Images within the entries are to be omitted; the remainder must be reproduced exactly.

───── RECORDS FOR THIS EXERCISE ─────

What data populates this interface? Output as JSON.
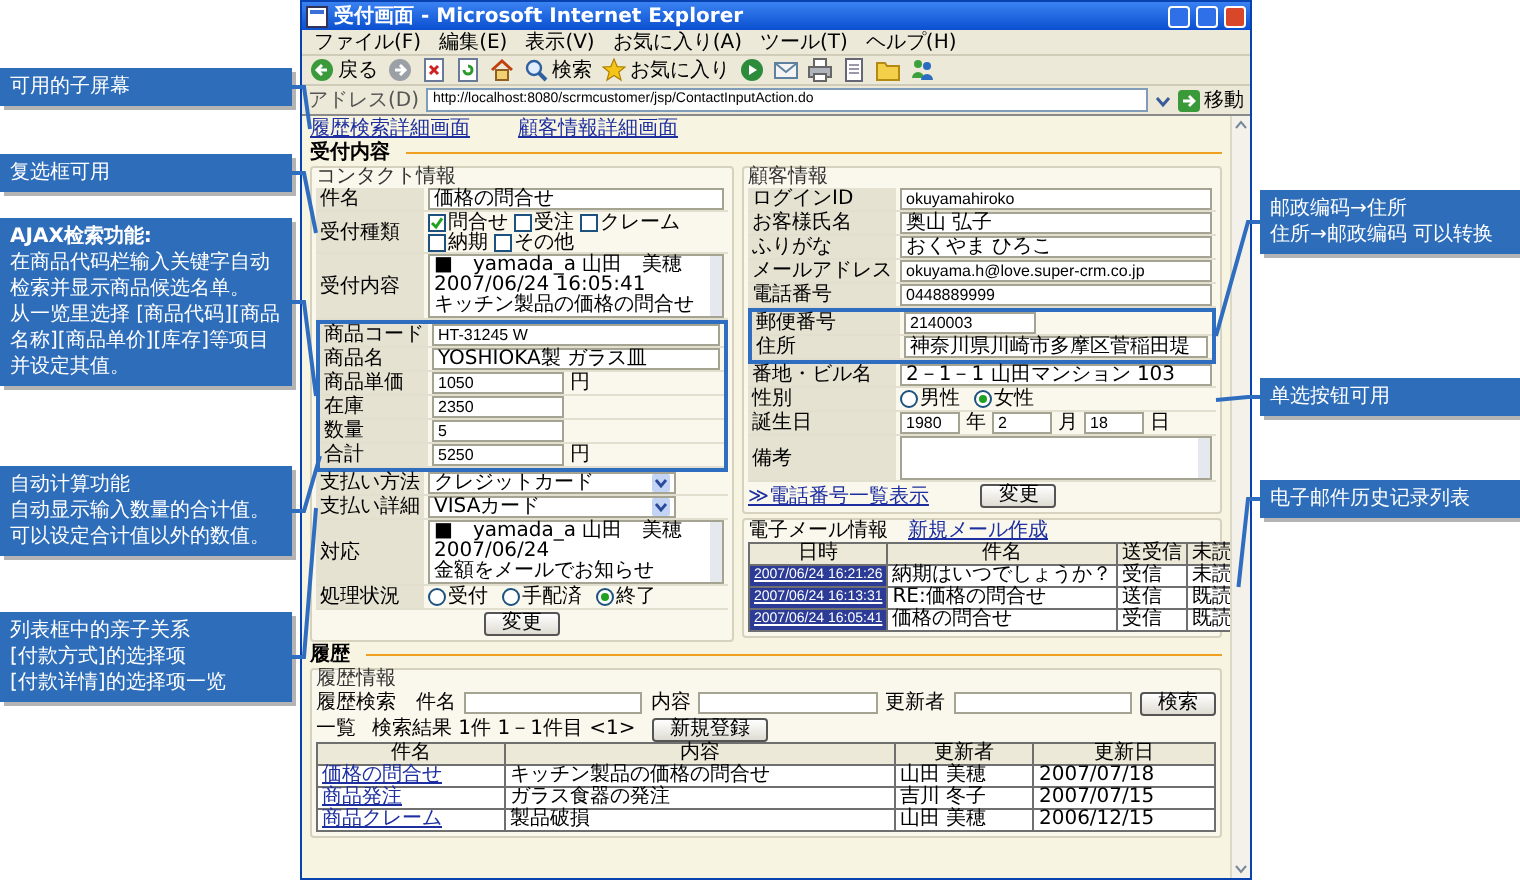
{
  "callouts_left": [
    {
      "lines": [
        "可用的子屏幕"
      ]
    },
    {
      "lines": [
        "复选框可用"
      ]
    },
    {
      "lines": [
        "**AJAX检索功能:**",
        "在商品代码栏输入关键字自动检索并显示商品候选名单。",
        "从一览里选择 [商品代码][商品名称][商品单价][库存]等项目并设定其值。"
      ]
    },
    {
      "lines": [
        "自动计算功能",
        "自动显示输入数量的合计值。",
        "可以设定合计值以外的数值。"
      ]
    },
    {
      "lines": [
        "列表框中的亲子关系",
        "[付款方式]的选择项",
        "[付款详情]的选择项一览"
      ]
    }
  ],
  "callouts_right": [
    {
      "lines": [
        "邮政编码→住所",
        "住所→邮政编码 可以转换"
      ]
    },
    {
      "lines": [
        "单选按钮可用"
      ]
    },
    {
      "lines": [
        "电子邮件历史记录列表"
      ]
    }
  ],
  "browser": {
    "title": "受付画面 - Microsoft Internet Explorer",
    "menu": [
      "ファイル(F)",
      "編集(E)",
      "表示(V)",
      "お気に入り(A)",
      "ツール(T)",
      "ヘルプ(H)"
    ],
    "toolbar": [
      {
        "kind": "back",
        "label": "戻る"
      },
      {
        "kind": "forward"
      },
      {
        "kind": "stop"
      },
      {
        "kind": "refresh"
      },
      {
        "kind": "home"
      },
      {
        "kind": "search",
        "label": "検索"
      },
      {
        "kind": "favorites",
        "label": "お気に入り"
      },
      {
        "kind": "media"
      },
      {
        "kind": "mail"
      },
      {
        "kind": "print"
      },
      {
        "kind": "edit"
      },
      {
        "kind": "folder"
      },
      {
        "kind": "messenger"
      }
    ],
    "address_label": "アドレス(D)",
    "url": "http://localhost:8080/scrmcustomer/jsp/ContactInputAction.do",
    "go": "移動"
  },
  "page": {
    "links": [
      "履歴検索詳細画面",
      "顧客情報詳細画面"
    ],
    "section": "受付内容",
    "contact": {
      "title": "コンタクト情報",
      "button": "変更",
      "rows": [
        {
          "kind": "text",
          "label": "件名",
          "value": "価格の問合せ",
          "highlighted": false
        },
        {
          "kind": "checks",
          "label": "受付種類",
          "highlighted": false,
          "options": [
            {
              "label": "問合せ",
              "checked": true
            },
            {
              "label": "受注",
              "checked": false
            },
            {
              "label": "クレーム",
              "checked": false
            },
            {
              "label": "納期",
              "checked": false
            },
            {
              "label": "その他",
              "checked": false
            }
          ]
        },
        {
          "kind": "textarea",
          "label": "受付内容",
          "highlighted": false,
          "lines": [
            "■　yamada_a 山田　美穂",
            "2007/06/24 16:05:41",
            "キッチン製品の価格の問合せ"
          ]
        },
        {
          "kind": "text",
          "label": "商品コード",
          "value": "HT-31245 W",
          "highlighted": true
        },
        {
          "kind": "text",
          "label": "商品名",
          "value": "YOSHIOKA製 ガラス皿",
          "highlighted": true
        },
        {
          "kind": "unit",
          "label": "商品単価",
          "value": "1050",
          "unit": "円",
          "highlighted": true
        },
        {
          "kind": "short",
          "label": "在庫",
          "value": "2350",
          "highlighted": true
        },
        {
          "kind": "short",
          "label": "数量",
          "value": "5",
          "highlighted": true
        },
        {
          "kind": "unit",
          "label": "合計",
          "value": "5250",
          "unit": "円",
          "highlighted": true
        },
        {
          "kind": "select",
          "label": "支払い方法",
          "value": "クレジットカード",
          "highlighted": false
        },
        {
          "kind": "select",
          "label": "支払い詳細",
          "value": "VISAカード",
          "highlighted": false
        },
        {
          "kind": "textarea",
          "label": "対応",
          "highlighted": false,
          "lines": [
            "■　yamada_a 山田　美穂",
            "2007/06/24",
            "金額をメールでお知らせ"
          ]
        },
        {
          "kind": "radios",
          "label": "処理状況",
          "highlighted": false,
          "options": [
            {
              "label": "受付",
              "selected": false
            },
            {
              "label": "手配済",
              "selected": false
            },
            {
              "label": "終了",
              "selected": true
            }
          ]
        }
      ]
    },
    "customer": {
      "title": "顧客情報",
      "link": "≫電話番号一覧表示",
      "button": "変更",
      "rows": [
        {
          "kind": "text",
          "label": "ログインID",
          "value": "okuyamahiroko",
          "highlighted": false
        },
        {
          "kind": "text",
          "label": "お客様氏名",
          "value": "奥山 弘子",
          "highlighted": false
        },
        {
          "kind": "text",
          "label": "ふりがな",
          "value": "おくやま ひろこ",
          "highlighted": false
        },
        {
          "kind": "text",
          "label": "メールアドレス",
          "value": "okuyama.h@love.super-crm.co.jp",
          "highlighted": false
        },
        {
          "kind": "text",
          "label": "電話番号",
          "value": "0448889999",
          "highlighted": false
        },
        {
          "kind": "short",
          "label": "郵便番号",
          "value": "2140003",
          "highlighted": true
        },
        {
          "kind": "text",
          "label": "住所",
          "value": "神奈川県川崎市多摩区菅稲田堤",
          "highlighted": true
        },
        {
          "kind": "text",
          "label": "番地・ビル名",
          "value": "2－1－1 山田マンション 103",
          "highlighted": false
        },
        {
          "kind": "radios",
          "label": "性別",
          "highlighted": false,
          "options": [
            {
              "label": "男性",
              "selected": false
            },
            {
              "label": "女性",
              "selected": true
            }
          ]
        },
        {
          "kind": "date",
          "label": "誕生日",
          "highlighted": false,
          "parts": [
            {
              "value": "1980",
              "unit": "年"
            },
            {
              "value": "2",
              "unit": "月"
            },
            {
              "value": "18",
              "unit": "日"
            }
          ]
        },
        {
          "kind": "textarea",
          "label": "備考",
          "highlighted": false
        }
      ]
    },
    "mail": {
      "title": "電子メール情報",
      "link": "新規メール作成",
      "columns": [
        "日時",
        "件名",
        "送受信",
        "未読"
      ],
      "rows": [
        [
          "2007/06/24 16:21:26",
          "納期はいつでしょうか？",
          "受信",
          "未読"
        ],
        [
          "2007/06/24 16:13:31",
          "RE:価格の問合せ",
          "送信",
          "既読"
        ],
        [
          "2007/06/24 16:05:41",
          "価格の問合せ",
          "受信",
          "既読"
        ]
      ]
    },
    "history": {
      "title": "履歴",
      "group": "履歴情報",
      "search_title": "履歴検索",
      "fields": [
        "件名",
        "内容",
        "更新者"
      ],
      "button": "検索",
      "list_title": "一覧",
      "result": "検索結果 1件 1－1件目 <1>",
      "new_button": "新規登録",
      "columns": [
        "件名",
        "内容",
        "更新者",
        "更新日"
      ],
      "rows": [
        [
          "価格の問合せ",
          "キッチン製品の価格の問合せ",
          "山田 美穂",
          "2007/07/18"
        ],
        [
          "商品発注",
          "ガラス食器の発注",
          "吉川 冬子",
          "2007/07/15"
        ],
        [
          "商品クレーム",
          "製品破損",
          "山田 美穂",
          "2006/12/15"
        ]
      ]
    }
  }
}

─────

§ **SOLUTION FOR THIS PROBLEM**
What data populates this interface? Output as JSON.
{
  "callouts_left": [
    {
      "lines": [
        "可用的子屏幕"
      ]
    },
    {
      "lines": [
        "复选框可用"
      ]
    },
    {
      "lines": [
        "**AJAX检索功能:**",
        "在商品代码栏输入关键字自动检索并显示商品候选名单。",
        "从一览里选择 [商品代码][商品名称][商品单价][库存]等项目并设定其值。"
      ]
    },
    {
      "lines": [
        "自动计算功能",
        "自动显示输入数量的合计值。",
        "可以设定合计值以外的数值。"
      ]
    },
    {
      "lines": [
        "列表框中的亲子关系",
        "[付款方式]的选择项",
        "[付款详情]的选择项一览"
      ]
    }
  ],
  "callouts_right": [
    {
      "lines": [
        "邮政编码→住所",
        "住所→邮政编码 可以转换"
      ]
    },
    {
      "lines": [
        "单选按钮可用"
      ]
    },
    {
      "lines": [
        "电子邮件历史记录列表"
      ]
    }
  ],
  "browser": {
    "title": "受付画面 - Microsoft Internet Explorer",
    "menu": [
      "ファイル(F)",
      "編集(E)",
      "表示(V)",
      "お気に入り(A)",
      "ツール(T)",
      "ヘルプ(H)"
    ],
    "toolbar": [
      {
        "kind": "back",
        "label": "戻る"
      },
      {
        "kind": "forward"
      },
      {
        "kind": "stop"
      },
      {
        "kind": "refresh"
      },
      {
        "kind": "home"
      },
      {
        "kind": "search",
        "label": "検索"
      },
      {
        "kind": "favorites",
        "label": "お気に入り"
      },
      {
        "kind": "media"
      },
      {
        "kind": "mail"
      },
      {
        "kind": "print"
      },
      {
        "kind": "edit"
      },
      {
        "kind": "folder"
      },
      {
        "kind": "messenger"
      }
    ],
    "address_label": "アドレス(D)",
    "url": "http://localhost:8080/scrmcustomer/jsp/ContactInputAction.do",
    "go": "移動"
  },
  "page": {
    "links": [
      "履歴検索詳細画面",
      "顧客情報詳細画面"
    ],
    "section": "受付内容",
    "contact": {
      "title": "コンタクト情報",
      "button": "変更",
      "rows": [
        {
          "kind": "text",
          "label": "件名",
          "value": "価格の問合せ",
          "highlighted": false
        },
        {
          "kind": "checks",
          "label": "受付種類",
          "highlighted": false,
          "options": [
            {
              "label": "問合せ",
              "checked": true
            },
            {
              "label": "受注",
              "checked": false
            },
            {
              "label": "クレーム",
              "checked": false
            },
            {
              "label": "納期",
              "checked": false
            },
            {
              "label": "その他",
              "checked": false
            }
          ]
        },
        {
          "kind": "textarea",
          "label": "受付内容",
          "highlighted": false,
          "lines": [
            "■　yamada_a 山田　美穂",
            "2007/06/24 16:05:41",
            "キッチン製品の価格の問合せ"
          ]
        },
        {
          "kind": "text",
          "label": "商品コード",
          "value": "HT-31245 W",
          "highlighted": true
        },
        {
          "kind": "text",
          "label": "商品名",
          "value": "YOSHIOKA製 ガラス皿",
          "highlighted": true
        },
        {
          "kind": "unit",
          "label": "商品単価",
          "value": "1050",
          "unit": "円",
          "highlighted": true
        },
        {
          "kind": "short",
          "label": "在庫",
          "value": "2350",
          "highlighted": true
        },
        {
          "kind": "short",
          "label": "数量",
          "value": "5",
          "highlighted": true
        },
        {
          "kind": "unit",
          "label": "合計",
          "value": "5250",
          "unit": "円",
          "highlighted": true
        },
        {
          "kind": "select",
          "label": "支払い方法",
          "value": "クレジットカード",
          "highlighted": false
        },
        {
          "kind": "select",
          "label": "支払い詳細",
          "value": "VISAカード",
          "highlighted": false
        },
        {
          "kind": "textarea",
          "label": "対応",
          "highlighted": false,
          "lines": [
            "■　yamada_a 山田　美穂",
            "2007/06/24",
            "金額をメールでお知らせ"
          ]
        },
        {
          "kind": "radios",
          "label": "処理状況",
          "highlighted": false,
          "options": [
            {
              "label": "受付",
              "selected": false
            },
            {
              "label": "手配済",
              "selected": false
            },
            {
              "label": "終了",
              "selected": true
            }
          ]
        }
      ]
    },
    "customer": {
      "title": "顧客情報",
      "link": "≫電話番号一覧表示",
      "button": "変更",
      "rows": [
        {
          "kind": "text",
          "label": "ログインID",
          "value": "okuyamahiroko",
          "highlighted": false
        },
        {
          "kind": "text",
          "label": "お客様氏名",
          "value": "奥山 弘子",
          "highlighted": false
        },
        {
          "kind": "text",
          "label": "ふりがな",
          "value": "おくやま ひろこ",
          "highlighted": false
        },
        {
          "kind": "text",
          "label": "メールアドレス",
          "value": "okuyama.h@love.super-crm.co.jp",
          "highlighted": false
        },
        {
          "kind": "text",
          "label": "電話番号",
          "value": "0448889999",
          "highlighted": false
        },
        {
          "kind": "short",
          "label": "郵便番号",
          "value": "2140003",
          "highlighted": true
        },
        {
          "kind": "text",
          "label": "住所",
          "value": "神奈川県川崎市多摩区菅稲田堤",
          "highlighted": true
        },
        {
          "kind": "text",
          "label": "番地・ビル名",
          "value": "2－1－1 山田マンション 103",
          "highlighted": false
        },
        {
          "kind": "radios",
          "label": "性別",
          "highlighted": false,
          "options": [
            {
              "label": "男性",
              "selected": false
            },
            {
              "label": "女性",
              "selected": true
            }
          ]
        },
        {
          "kind": "date",
          "label": "誕生日",
          "highlighted": false,
          "parts": [
            {
              "value": "1980",
              "unit": "年"
            },
            {
              "value": "2",
              "unit": "月"
            },
            {
              "value": "18",
              "unit": "日"
            }
          ]
        },
        {
          "kind": "textarea",
          "label": "備考",
          "highlighted": false
        }
      ]
    },
    "mail": {
      "title": "電子メール情報",
      "link": "新規メール作成",
      "columns": [
        "日時",
        "件名",
        "送受信",
        "未読"
      ],
      "rows": [
        [
          "2007/06/24 16:21:26",
          "納期はいつでしょうか？",
          "受信",
          "未読"
        ],
        [
          "2007/06/24 16:13:31",
          "RE:価格の問合せ",
          "送信",
          "既読"
        ],
        [
          "2007/06/24 16:05:41",
          "価格の問合せ",
          "受信",
          "既読"
        ]
      ]
    },
    "history": {
      "title": "履歴",
      "group": "履歴情報",
      "search_title": "履歴検索",
      "fields": [
        "件名",
        "内容",
        "更新者"
      ],
      "button": "検索",
      "list_title": "一覧",
      "result": "検索結果 1件 1－1件目 <1>",
      "new_button": "新規登録",
      "columns": [
        "件名",
        "内容",
        "更新者",
        "更新日"
      ],
      "rows": [
        [
          "価格の問合せ",
          "キッチン製品の価格の問合せ",
          "山田 美穂",
          "2007/07/18"
        ],
        [
          "商品発注",
          "ガラス食器の発注",
          "吉川 冬子",
          "2007/07/15"
        ],
        [
          "商品クレーム",
          "製品破損",
          "山田 美穂",
          "2006/12/15"
        ]
      ]
    }
  }
}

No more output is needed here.